App and web page records:
----------------------------------------
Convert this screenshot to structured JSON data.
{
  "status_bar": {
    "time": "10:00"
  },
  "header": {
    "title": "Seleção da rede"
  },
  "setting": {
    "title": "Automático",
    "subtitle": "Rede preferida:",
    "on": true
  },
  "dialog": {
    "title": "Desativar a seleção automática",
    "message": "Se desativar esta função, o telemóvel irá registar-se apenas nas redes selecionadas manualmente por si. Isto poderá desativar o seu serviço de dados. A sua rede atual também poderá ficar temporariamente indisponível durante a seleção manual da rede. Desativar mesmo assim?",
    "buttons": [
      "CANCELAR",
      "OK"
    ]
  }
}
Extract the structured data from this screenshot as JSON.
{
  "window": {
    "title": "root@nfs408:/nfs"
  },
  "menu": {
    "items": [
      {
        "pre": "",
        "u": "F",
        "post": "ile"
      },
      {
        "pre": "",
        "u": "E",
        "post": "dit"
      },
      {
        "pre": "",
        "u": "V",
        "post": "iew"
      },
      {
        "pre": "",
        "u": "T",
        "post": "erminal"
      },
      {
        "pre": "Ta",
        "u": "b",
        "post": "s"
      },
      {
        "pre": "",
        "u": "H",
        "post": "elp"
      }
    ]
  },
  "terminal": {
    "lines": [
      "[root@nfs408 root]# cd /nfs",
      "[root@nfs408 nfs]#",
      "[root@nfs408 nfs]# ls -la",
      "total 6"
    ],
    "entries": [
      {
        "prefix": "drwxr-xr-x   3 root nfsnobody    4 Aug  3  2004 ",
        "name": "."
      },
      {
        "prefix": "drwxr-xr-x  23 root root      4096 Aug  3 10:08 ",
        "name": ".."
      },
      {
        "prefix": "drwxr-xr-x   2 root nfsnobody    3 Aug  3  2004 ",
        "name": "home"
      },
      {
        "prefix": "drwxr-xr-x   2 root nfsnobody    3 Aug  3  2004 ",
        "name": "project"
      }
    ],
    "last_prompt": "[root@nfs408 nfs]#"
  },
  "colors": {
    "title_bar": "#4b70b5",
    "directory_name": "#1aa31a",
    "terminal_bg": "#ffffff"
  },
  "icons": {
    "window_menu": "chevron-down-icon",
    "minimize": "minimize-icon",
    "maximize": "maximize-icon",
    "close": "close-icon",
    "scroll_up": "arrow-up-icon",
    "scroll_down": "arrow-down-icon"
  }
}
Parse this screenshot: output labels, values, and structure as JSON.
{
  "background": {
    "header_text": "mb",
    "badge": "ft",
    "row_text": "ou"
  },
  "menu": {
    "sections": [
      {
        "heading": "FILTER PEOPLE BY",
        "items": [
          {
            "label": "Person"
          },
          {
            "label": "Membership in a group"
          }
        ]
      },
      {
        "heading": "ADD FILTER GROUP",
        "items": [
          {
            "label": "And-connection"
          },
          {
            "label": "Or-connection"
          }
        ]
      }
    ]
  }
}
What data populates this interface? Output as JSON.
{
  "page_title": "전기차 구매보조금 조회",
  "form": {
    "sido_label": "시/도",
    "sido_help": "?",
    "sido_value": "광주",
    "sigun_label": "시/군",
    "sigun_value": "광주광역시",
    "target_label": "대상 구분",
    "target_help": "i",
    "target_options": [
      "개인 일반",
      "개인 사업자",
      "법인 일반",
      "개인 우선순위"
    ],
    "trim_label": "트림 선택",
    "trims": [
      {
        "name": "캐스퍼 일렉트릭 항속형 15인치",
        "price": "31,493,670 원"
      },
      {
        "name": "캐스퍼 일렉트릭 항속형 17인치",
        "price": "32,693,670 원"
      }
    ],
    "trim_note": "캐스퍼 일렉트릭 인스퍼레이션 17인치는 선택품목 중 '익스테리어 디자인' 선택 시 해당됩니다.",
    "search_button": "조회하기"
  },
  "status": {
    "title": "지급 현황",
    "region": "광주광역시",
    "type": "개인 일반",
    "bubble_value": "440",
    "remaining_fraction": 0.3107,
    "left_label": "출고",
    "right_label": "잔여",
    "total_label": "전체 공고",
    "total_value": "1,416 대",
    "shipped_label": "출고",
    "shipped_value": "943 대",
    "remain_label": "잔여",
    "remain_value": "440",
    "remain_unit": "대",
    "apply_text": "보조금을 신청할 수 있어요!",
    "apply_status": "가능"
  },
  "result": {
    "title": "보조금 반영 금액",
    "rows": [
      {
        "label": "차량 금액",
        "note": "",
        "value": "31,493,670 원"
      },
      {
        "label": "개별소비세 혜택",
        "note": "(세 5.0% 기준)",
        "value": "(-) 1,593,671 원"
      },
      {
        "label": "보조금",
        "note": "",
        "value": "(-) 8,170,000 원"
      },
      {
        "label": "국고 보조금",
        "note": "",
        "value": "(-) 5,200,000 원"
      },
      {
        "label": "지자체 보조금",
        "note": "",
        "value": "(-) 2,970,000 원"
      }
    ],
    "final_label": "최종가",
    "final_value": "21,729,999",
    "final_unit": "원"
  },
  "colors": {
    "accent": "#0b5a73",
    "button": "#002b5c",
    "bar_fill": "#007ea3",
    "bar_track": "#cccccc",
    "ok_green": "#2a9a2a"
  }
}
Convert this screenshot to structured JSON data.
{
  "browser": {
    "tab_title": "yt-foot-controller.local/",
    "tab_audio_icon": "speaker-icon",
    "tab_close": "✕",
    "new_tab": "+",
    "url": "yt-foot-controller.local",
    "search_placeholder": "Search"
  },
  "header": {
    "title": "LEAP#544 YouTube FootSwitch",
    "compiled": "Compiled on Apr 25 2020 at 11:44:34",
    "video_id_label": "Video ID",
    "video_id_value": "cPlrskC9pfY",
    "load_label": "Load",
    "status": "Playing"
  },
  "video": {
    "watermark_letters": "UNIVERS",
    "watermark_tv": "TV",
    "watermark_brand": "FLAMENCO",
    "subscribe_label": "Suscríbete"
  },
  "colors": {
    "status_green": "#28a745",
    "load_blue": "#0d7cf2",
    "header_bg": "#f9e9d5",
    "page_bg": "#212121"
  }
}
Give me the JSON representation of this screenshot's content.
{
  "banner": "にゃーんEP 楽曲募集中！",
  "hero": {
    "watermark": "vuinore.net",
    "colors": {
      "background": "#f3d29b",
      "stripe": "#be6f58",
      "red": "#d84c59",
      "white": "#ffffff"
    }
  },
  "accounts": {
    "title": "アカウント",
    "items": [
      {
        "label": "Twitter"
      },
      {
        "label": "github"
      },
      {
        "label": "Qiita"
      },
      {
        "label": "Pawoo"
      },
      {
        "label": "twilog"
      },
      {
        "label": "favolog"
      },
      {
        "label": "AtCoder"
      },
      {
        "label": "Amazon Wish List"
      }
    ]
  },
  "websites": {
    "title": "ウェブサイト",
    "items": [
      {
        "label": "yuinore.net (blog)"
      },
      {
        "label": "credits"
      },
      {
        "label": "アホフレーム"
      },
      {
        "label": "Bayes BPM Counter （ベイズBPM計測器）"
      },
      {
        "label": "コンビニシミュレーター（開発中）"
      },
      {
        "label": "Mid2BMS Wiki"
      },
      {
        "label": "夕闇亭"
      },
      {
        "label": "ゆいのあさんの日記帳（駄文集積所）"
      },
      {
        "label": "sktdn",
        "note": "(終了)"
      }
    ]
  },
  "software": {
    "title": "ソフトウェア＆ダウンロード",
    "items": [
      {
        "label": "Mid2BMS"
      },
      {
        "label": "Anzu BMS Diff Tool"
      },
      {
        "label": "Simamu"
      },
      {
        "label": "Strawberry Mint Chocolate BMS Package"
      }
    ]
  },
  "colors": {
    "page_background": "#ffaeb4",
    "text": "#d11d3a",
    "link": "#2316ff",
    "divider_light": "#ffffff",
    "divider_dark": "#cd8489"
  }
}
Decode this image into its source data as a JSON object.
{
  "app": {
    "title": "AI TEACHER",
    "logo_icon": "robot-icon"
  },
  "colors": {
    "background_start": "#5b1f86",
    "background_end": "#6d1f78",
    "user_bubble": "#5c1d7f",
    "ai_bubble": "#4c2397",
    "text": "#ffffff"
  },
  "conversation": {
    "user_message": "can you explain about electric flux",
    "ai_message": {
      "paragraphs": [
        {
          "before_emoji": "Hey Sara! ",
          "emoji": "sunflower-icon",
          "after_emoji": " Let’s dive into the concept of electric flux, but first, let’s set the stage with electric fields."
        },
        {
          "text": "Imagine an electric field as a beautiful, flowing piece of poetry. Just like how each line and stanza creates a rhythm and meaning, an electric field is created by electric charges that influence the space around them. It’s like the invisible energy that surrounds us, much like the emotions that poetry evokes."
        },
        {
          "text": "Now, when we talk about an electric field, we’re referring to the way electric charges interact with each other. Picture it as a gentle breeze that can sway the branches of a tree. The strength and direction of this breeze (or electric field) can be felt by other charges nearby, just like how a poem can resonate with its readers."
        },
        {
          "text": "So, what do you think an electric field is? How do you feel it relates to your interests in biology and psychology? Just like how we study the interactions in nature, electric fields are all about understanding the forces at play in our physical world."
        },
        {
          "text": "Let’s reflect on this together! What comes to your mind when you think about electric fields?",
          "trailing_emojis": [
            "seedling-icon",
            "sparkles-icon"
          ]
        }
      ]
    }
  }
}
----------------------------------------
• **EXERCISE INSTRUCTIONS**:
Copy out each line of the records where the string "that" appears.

• **RESULT**:
          "text": "Imagine an electric field as a beautiful, flowing piece of poetry. Just like how each line and stanza creates a rhythm and meaning, an electric field is created by electric charges that influence the space around them. It’s like the invisible energy that surrounds us, much like the emotions that poetry evokes."
          "text": "Now, when we talk about an electric field, we’re referring to the way electric charges interact with each other. Picture it as a gentle breeze that can sway the branches of a tree. The strength and direction of this breeze (or electric field) can be felt by other charges nearby, just like how a poem can resonate with its readers."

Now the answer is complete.